=== Begin Enclosure ===
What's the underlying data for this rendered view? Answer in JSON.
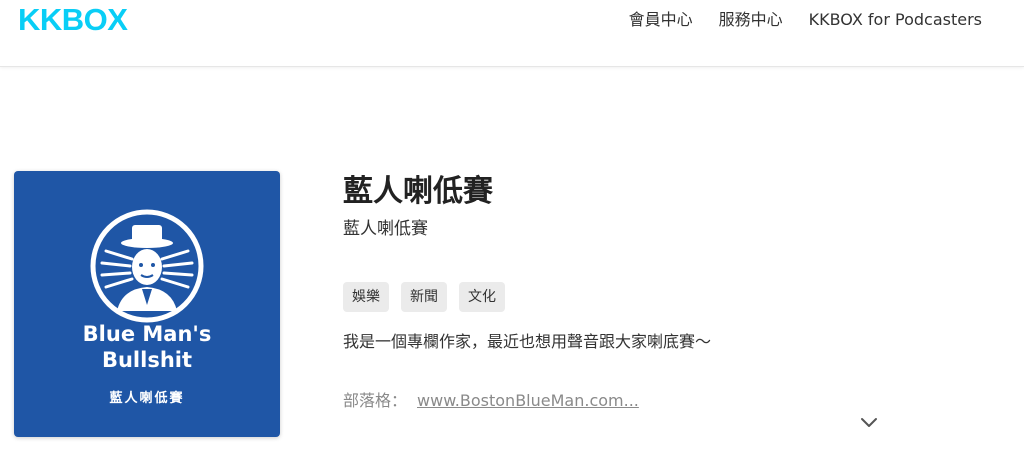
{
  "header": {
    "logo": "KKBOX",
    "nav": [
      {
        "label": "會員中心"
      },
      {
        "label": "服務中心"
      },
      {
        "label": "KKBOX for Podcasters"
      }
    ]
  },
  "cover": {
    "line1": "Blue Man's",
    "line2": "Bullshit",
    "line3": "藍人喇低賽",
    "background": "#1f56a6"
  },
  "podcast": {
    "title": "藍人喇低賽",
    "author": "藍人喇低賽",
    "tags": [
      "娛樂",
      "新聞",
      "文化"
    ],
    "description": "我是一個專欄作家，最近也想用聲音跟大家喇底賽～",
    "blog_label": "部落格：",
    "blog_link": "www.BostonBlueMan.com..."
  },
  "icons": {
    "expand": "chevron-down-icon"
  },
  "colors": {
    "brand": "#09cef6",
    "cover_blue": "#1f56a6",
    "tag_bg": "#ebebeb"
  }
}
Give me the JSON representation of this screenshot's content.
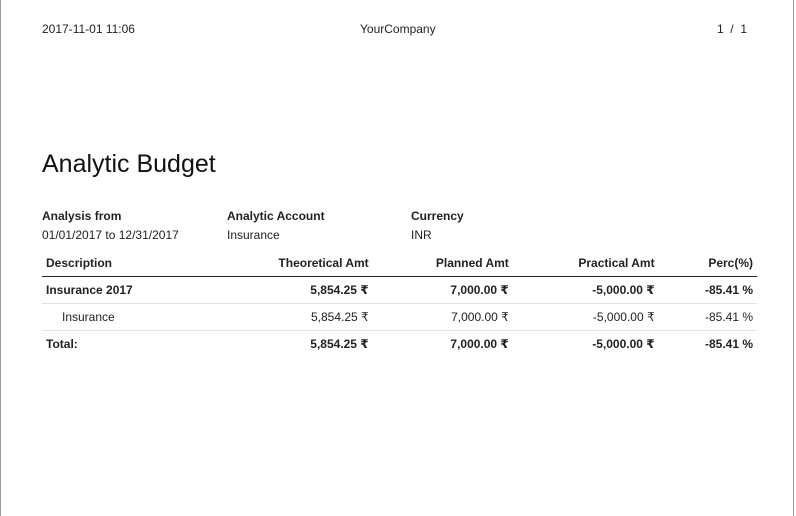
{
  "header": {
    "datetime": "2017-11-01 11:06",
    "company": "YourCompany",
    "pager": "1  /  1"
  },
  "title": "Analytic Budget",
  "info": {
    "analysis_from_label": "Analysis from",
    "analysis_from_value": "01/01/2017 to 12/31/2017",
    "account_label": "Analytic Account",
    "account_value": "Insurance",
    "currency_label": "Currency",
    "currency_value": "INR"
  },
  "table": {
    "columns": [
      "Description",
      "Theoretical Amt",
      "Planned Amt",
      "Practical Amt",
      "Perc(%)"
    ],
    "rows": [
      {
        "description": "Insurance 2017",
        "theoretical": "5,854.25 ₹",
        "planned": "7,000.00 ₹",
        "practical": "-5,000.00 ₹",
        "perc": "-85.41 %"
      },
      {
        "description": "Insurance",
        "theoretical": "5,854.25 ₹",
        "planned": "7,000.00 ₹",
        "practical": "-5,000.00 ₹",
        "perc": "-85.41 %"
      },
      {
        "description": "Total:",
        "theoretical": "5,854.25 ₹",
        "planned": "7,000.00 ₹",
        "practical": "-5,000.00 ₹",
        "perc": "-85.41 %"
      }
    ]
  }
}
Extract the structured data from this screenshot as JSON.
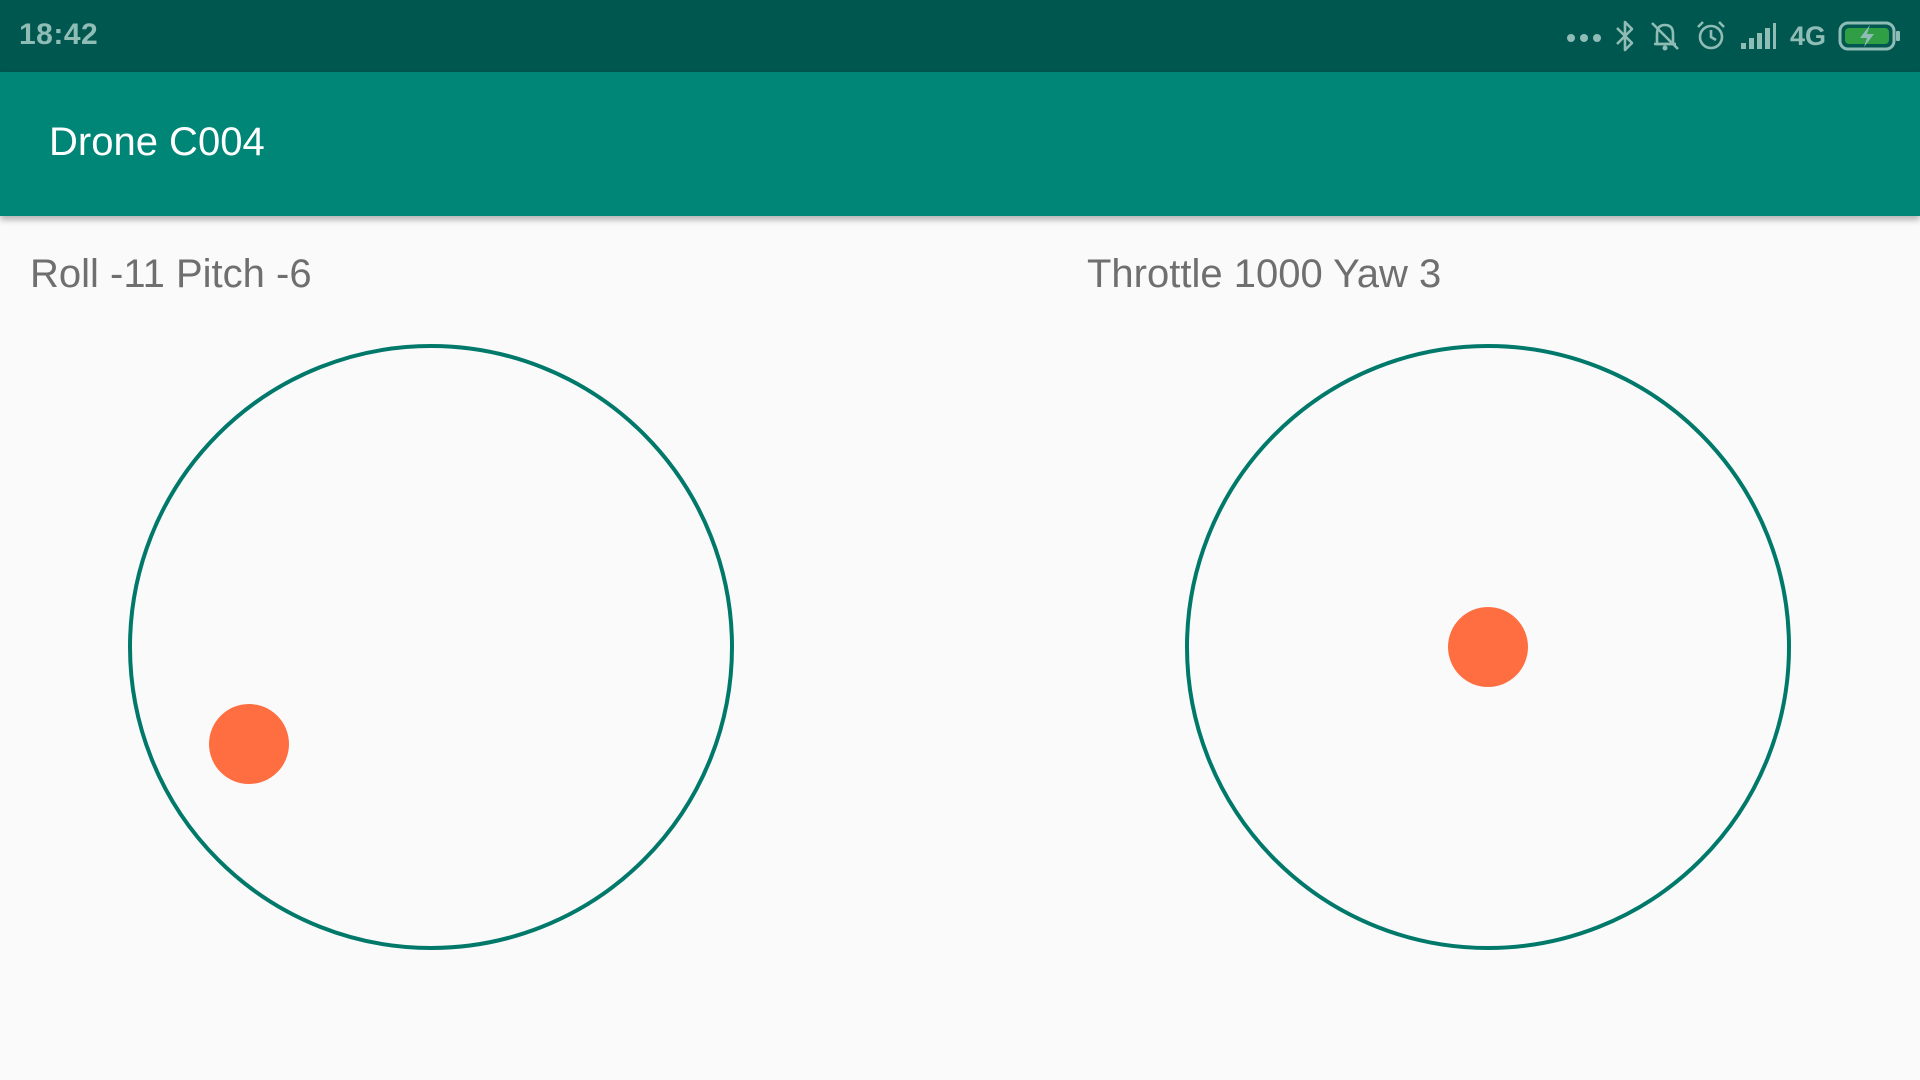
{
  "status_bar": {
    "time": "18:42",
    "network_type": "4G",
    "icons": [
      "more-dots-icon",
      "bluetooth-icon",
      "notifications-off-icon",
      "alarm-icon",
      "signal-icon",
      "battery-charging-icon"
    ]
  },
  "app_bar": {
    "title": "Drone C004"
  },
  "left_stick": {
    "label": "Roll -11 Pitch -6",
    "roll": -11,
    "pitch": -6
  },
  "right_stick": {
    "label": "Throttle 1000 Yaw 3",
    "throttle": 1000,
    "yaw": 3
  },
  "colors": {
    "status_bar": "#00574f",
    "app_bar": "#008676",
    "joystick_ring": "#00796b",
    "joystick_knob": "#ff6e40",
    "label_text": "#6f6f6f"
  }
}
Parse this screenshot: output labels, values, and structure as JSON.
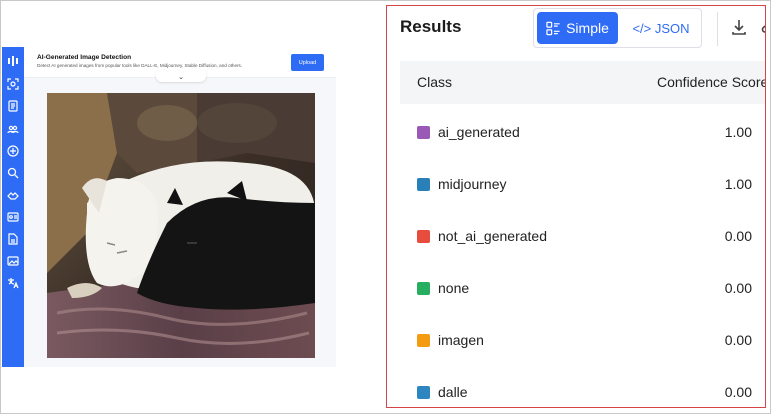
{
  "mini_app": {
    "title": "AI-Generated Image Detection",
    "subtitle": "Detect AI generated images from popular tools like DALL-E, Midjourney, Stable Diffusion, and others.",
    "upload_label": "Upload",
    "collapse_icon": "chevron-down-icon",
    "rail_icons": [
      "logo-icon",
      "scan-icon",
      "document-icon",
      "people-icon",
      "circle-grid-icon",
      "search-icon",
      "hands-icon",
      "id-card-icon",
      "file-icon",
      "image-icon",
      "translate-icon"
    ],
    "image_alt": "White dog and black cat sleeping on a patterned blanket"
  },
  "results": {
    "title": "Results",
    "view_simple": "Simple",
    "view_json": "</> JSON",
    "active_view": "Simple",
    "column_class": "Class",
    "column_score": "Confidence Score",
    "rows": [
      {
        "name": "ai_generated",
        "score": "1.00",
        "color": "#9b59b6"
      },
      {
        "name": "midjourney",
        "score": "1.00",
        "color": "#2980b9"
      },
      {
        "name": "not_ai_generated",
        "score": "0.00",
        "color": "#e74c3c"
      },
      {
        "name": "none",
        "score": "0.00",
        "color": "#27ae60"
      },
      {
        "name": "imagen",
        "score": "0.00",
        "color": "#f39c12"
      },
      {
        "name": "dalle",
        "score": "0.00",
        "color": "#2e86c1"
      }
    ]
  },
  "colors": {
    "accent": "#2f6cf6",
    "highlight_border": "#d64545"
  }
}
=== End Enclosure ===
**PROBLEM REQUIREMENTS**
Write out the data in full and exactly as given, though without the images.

**OUTPUT FOR THIS TASK**
What's the underlying data for this rendered view? Answer in JSON.
{
  "header": {
    "logo": "KKBOX",
    "nav": [
      {
        "label": "會員中心"
      },
      {
        "label": "服務中心"
      },
      {
        "label": "KKBOX for Podcasters"
      }
    ]
  },
  "cover": {
    "line1": "Blue Man's",
    "line2": "Bullshit",
    "line3": "藍人喇低賽",
    "background": "#1f56a6"
  },
  "podcast": {
    "title": "藍人喇低賽",
    "author": "藍人喇低賽",
    "tags": [
      "娛樂",
      "新聞",
      "文化"
    ],
    "description": "我是一個專欄作家，最近也想用聲音跟大家喇底賽～",
    "blog_label": "部落格：",
    "blog_link": "www.BostonBlueMan.com..."
  },
  "icons": {
    "expand": "chevron-down-icon"
  },
  "colors": {
    "brand": "#09cef6",
    "cover_blue": "#1f56a6",
    "tag_bg": "#ebebeb"
  }
}
Give me the JSON representation of this screenshot's content.
{
  "header": {
    "datetime": "2017-11-01 11:06",
    "company": "YourCompany",
    "pager": "1  /  1"
  },
  "title": "Analytic Budget",
  "info": {
    "analysis_from_label": "Analysis from",
    "analysis_from_value": "01/01/2017 to 12/31/2017",
    "account_label": "Analytic Account",
    "account_value": "Insurance",
    "currency_label": "Currency",
    "currency_value": "INR"
  },
  "table": {
    "columns": [
      "Description",
      "Theoretical Amt",
      "Planned Amt",
      "Practical Amt",
      "Perc(%)"
    ],
    "rows": [
      {
        "description": "Insurance 2017",
        "theoretical": "5,854.25 ₹",
        "planned": "7,000.00 ₹",
        "practical": "-5,000.00 ₹",
        "perc": "-85.41 %"
      },
      {
        "description": "Insurance",
        "theoretical": "5,854.25 ₹",
        "planned": "7,000.00 ₹",
        "practical": "-5,000.00 ₹",
        "perc": "-85.41 %"
      },
      {
        "description": "Total:",
        "theoretical": "5,854.25 ₹",
        "planned": "7,000.00 ₹",
        "practical": "-5,000.00 ₹",
        "perc": "-85.41 %"
      }
    ]
  }
}
Extract the structured data from this screenshot as JSON.
{
  "status_bar": {
    "time": "18:42",
    "network_type": "4G",
    "icons": [
      "more-dots-icon",
      "bluetooth-icon",
      "notifications-off-icon",
      "alarm-icon",
      "signal-icon",
      "battery-charging-icon"
    ]
  },
  "app_bar": {
    "title": "Drone C004"
  },
  "left_stick": {
    "label": "Roll -11 Pitch -6",
    "roll": -11,
    "pitch": -6
  },
  "right_stick": {
    "label": "Throttle 1000 Yaw 3",
    "throttle": 1000,
    "yaw": 3
  },
  "colors": {
    "status_bar": "#00574f",
    "app_bar": "#008676",
    "joystick_ring": "#00796b",
    "joystick_knob": "#ff6e40",
    "label_text": "#6f6f6f"
  }
}
Parse this screenshot: output labels, values, and structure as JSON.
{
  "mini_app": {
    "title": "AI-Generated Image Detection",
    "subtitle": "Detect AI generated images from popular tools like DALL-E, Midjourney, Stable Diffusion, and others.",
    "upload_label": "Upload",
    "collapse_icon": "chevron-down-icon",
    "rail_icons": [
      "logo-icon",
      "scan-icon",
      "document-icon",
      "people-icon",
      "circle-grid-icon",
      "search-icon",
      "hands-icon",
      "id-card-icon",
      "file-icon",
      "image-icon",
      "translate-icon"
    ],
    "image_alt": "White dog and black cat sleeping on a patterned blanket"
  },
  "results": {
    "title": "Results",
    "view_simple": "Simple",
    "view_json": "</> JSON",
    "active_view": "Simple",
    "column_class": "Class",
    "column_score": "Confidence Score",
    "rows": [
      {
        "name": "ai_generated",
        "score": "1.00",
        "color": "#9b59b6"
      },
      {
        "name": "midjourney",
        "score": "1.00",
        "color": "#2980b9"
      },
      {
        "name": "not_ai_generated",
        "score": "0.00",
        "color": "#e74c3c"
      },
      {
        "name": "none",
        "score": "0.00",
        "color": "#27ae60"
      },
      {
        "name": "imagen",
        "score": "0.00",
        "color": "#f39c12"
      },
      {
        "name": "dalle",
        "score": "0.00",
        "color": "#2e86c1"
      }
    ]
  },
  "colors": {
    "accent": "#2f6cf6",
    "highlight_border": "#d64545"
  }
}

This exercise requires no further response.